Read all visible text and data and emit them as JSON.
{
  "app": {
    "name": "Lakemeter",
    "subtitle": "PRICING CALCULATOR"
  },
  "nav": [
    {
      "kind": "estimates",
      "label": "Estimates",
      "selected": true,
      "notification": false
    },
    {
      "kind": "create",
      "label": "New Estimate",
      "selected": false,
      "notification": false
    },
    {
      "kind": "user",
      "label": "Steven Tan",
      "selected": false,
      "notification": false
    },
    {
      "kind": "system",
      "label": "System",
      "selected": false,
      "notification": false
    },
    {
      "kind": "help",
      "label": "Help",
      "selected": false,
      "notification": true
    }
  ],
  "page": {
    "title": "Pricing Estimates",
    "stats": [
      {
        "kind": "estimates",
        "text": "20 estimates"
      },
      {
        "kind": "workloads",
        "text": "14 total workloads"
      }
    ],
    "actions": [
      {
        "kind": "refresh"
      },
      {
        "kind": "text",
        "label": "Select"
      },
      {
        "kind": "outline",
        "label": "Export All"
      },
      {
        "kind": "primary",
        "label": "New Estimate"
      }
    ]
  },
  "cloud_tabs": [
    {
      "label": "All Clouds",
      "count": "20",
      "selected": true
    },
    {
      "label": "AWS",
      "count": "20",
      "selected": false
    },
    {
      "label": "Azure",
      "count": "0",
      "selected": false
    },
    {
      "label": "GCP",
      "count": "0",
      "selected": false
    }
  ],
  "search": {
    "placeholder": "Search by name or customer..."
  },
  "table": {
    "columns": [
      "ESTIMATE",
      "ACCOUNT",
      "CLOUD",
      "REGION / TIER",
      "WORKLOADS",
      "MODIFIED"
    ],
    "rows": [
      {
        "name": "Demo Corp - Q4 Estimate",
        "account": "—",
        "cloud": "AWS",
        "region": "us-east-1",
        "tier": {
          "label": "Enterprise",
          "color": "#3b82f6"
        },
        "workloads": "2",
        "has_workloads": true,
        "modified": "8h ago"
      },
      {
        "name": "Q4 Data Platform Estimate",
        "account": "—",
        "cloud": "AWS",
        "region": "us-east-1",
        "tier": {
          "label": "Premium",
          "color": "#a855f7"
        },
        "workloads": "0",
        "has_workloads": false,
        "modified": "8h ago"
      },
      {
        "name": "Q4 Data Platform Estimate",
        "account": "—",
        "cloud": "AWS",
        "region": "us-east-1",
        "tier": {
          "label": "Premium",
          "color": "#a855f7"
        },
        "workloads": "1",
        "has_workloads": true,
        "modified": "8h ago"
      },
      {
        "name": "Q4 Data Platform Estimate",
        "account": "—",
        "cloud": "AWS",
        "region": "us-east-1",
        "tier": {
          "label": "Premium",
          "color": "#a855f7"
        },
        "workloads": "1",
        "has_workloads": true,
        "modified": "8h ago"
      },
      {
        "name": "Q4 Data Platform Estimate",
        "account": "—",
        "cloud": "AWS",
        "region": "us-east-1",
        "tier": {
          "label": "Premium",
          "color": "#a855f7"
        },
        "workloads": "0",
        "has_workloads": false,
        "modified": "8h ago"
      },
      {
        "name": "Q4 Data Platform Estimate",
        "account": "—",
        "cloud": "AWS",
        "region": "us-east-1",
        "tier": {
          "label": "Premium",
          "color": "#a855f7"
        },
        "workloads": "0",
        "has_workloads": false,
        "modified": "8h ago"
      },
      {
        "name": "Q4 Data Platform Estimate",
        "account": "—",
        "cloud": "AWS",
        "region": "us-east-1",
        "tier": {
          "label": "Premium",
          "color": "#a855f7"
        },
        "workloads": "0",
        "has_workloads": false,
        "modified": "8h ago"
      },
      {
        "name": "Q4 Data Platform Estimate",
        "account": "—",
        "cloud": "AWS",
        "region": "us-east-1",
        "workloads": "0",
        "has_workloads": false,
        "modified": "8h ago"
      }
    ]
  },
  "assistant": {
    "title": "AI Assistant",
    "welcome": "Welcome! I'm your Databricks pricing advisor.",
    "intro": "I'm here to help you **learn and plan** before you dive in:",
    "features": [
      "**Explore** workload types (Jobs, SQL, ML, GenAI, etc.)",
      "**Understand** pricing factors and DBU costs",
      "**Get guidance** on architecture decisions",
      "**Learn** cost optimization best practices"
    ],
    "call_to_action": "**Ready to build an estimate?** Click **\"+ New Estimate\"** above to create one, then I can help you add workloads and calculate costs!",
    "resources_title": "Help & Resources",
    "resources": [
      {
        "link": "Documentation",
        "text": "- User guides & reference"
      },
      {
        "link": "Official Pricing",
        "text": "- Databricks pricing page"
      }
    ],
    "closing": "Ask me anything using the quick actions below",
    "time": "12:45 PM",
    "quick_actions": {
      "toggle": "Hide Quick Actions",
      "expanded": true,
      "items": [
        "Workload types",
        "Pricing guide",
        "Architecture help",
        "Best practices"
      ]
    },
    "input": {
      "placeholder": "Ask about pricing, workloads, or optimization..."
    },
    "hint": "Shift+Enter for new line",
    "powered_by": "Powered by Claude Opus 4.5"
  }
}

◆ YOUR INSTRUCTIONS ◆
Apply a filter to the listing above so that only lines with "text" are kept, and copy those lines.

◆ SOLUTION ◆
Read all visible text and data and emit them as JSON.
        "text": "20 estimates"
        "text": "14 total workloads"
        "kind": "text",
        "text": "- User guides & reference"
        "text": "- Databricks pricing page"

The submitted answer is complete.